On January 8, 1940, the British government began rationing goods to cope with wartime shortages. One of the main strategies of the Axis powers was to intercept shipments of food headed for Great Britain, an island that must import a large percentage of its food. To deal with the resulting shortage, citizens were issued ration books containing coupons. When buying food, the purchaser gave the seller a coupon along with money; each household was allowed a certain amount of rationed goods per week.
Among the rationed items were bacon, butter, sugar, tea, jam, cheese, eggs, milk, canned fruit, and meat. As the war went on, clothing and gasoline were also rationed.

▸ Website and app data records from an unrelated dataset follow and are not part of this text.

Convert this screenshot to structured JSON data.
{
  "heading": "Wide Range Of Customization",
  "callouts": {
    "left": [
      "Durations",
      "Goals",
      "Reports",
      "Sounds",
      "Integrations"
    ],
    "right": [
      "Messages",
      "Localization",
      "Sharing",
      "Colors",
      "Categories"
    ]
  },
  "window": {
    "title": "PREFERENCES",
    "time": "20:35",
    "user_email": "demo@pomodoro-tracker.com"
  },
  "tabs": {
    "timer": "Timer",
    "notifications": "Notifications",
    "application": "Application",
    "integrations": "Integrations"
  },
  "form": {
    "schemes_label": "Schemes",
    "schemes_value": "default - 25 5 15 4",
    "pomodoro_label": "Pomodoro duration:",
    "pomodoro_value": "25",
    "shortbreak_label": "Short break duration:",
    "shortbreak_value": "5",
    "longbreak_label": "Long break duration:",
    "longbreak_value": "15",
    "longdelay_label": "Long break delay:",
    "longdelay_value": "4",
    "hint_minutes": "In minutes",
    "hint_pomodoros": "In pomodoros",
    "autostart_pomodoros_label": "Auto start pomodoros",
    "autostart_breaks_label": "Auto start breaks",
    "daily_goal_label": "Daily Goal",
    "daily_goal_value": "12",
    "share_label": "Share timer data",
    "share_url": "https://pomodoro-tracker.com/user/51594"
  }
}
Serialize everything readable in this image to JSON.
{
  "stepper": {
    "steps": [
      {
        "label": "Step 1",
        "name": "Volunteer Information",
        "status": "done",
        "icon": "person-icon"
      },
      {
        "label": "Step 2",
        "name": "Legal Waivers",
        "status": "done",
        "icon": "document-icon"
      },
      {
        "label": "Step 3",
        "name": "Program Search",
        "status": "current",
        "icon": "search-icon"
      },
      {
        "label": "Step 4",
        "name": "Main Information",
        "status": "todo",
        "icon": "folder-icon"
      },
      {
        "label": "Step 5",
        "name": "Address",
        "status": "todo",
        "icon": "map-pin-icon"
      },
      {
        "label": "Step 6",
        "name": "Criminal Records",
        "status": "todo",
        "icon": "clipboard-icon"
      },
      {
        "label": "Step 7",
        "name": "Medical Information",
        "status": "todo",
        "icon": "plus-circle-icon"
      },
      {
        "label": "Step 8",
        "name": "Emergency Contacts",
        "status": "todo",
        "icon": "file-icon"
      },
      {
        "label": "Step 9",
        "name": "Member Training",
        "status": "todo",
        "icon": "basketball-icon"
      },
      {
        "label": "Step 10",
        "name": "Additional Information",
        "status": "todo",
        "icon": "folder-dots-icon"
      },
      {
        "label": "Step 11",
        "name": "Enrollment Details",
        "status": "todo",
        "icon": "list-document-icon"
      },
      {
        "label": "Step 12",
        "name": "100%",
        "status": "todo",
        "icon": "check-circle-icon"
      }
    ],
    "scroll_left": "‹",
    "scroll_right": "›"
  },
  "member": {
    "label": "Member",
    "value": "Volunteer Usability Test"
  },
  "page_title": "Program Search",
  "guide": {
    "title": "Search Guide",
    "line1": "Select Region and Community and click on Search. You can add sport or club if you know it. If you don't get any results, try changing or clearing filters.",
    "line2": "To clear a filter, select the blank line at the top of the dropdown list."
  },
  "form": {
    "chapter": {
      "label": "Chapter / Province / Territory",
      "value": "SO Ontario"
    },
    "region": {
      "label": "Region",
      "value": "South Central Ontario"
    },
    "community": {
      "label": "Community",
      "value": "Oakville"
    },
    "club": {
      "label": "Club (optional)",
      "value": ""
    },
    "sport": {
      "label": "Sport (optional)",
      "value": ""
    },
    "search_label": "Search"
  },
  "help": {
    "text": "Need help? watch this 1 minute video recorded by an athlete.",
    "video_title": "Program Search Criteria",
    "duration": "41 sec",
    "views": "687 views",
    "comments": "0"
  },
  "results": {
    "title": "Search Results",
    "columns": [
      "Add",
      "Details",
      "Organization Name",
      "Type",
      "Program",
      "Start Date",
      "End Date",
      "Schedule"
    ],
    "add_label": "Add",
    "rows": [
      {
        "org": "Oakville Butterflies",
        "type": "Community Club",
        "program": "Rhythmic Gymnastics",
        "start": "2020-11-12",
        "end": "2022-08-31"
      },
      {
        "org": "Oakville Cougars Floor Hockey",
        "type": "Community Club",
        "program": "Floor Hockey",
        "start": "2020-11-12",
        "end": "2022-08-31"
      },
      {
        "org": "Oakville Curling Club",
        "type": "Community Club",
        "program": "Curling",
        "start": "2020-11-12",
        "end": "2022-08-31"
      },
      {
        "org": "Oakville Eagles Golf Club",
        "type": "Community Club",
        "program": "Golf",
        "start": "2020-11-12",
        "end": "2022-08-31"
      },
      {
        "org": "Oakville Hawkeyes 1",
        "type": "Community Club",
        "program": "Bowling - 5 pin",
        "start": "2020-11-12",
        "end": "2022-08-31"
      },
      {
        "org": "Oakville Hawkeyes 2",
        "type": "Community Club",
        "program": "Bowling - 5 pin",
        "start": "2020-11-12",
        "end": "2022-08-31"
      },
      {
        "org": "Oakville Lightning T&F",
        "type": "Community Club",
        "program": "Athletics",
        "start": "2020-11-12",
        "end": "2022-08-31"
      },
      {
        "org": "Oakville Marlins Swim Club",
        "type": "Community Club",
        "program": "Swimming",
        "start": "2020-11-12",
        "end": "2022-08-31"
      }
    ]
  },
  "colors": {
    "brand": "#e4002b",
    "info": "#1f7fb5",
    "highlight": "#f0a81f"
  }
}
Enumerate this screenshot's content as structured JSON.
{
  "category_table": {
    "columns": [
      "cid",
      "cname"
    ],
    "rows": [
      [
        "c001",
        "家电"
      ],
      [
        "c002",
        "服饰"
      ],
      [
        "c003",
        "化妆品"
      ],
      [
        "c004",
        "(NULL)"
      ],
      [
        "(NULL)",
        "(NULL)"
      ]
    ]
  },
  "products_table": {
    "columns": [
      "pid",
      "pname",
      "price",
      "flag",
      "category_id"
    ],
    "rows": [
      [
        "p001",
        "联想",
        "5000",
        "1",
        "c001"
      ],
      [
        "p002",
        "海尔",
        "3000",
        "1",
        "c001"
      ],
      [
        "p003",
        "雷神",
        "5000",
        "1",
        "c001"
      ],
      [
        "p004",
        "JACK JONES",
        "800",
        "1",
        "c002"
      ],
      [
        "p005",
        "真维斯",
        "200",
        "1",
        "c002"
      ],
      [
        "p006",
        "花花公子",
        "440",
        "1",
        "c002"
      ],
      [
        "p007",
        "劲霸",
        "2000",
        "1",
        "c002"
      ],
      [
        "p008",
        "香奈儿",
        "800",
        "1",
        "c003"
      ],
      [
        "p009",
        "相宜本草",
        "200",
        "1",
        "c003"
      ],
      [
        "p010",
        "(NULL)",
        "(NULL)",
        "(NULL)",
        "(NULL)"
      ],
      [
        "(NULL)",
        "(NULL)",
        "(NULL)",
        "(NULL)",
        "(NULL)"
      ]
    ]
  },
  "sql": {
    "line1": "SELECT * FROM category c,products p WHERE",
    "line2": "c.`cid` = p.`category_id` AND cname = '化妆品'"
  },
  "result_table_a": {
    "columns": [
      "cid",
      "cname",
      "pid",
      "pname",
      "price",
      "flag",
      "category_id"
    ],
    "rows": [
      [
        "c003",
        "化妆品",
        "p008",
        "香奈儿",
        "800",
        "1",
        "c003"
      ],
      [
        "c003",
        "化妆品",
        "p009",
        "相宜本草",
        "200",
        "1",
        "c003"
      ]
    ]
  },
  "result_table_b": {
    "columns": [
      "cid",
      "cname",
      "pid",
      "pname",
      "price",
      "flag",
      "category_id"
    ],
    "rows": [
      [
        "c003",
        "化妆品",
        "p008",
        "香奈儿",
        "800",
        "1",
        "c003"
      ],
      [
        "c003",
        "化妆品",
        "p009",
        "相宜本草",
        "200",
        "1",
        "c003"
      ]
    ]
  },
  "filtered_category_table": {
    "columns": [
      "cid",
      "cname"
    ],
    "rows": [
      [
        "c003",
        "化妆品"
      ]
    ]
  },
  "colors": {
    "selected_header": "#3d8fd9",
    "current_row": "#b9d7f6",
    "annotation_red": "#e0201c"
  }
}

Rationing in Britain did not fully end until the mid-1950s, as the world began to recover from the economic damage caused by World War II.
Term Part of Speech Definition Encyclopedic Entry Axis Noun
alliance of countries that opposed the Allies during World War II. The Axis was led by Germany, Italy, and Japan.
to handle or deal with problems.
having to do with money.
system or order of a nation, state, or other political unit.
Great Britain Noun
large island in Western Europe consisting of the countries of England, Scotland, and Wales.
to stop the progress of something, and often take it over.
body of land surrounded by water.
Encyclopedic Entry: island ration Verb
to supply people with a fixed amount of food or another good or service.
World War II Noun
(1939-1945) armed conflict between the Allies (represented by the United States, the United Kingdom, and the Soviet Union) and the Axis (represented by Germany, Italy, and Japan.)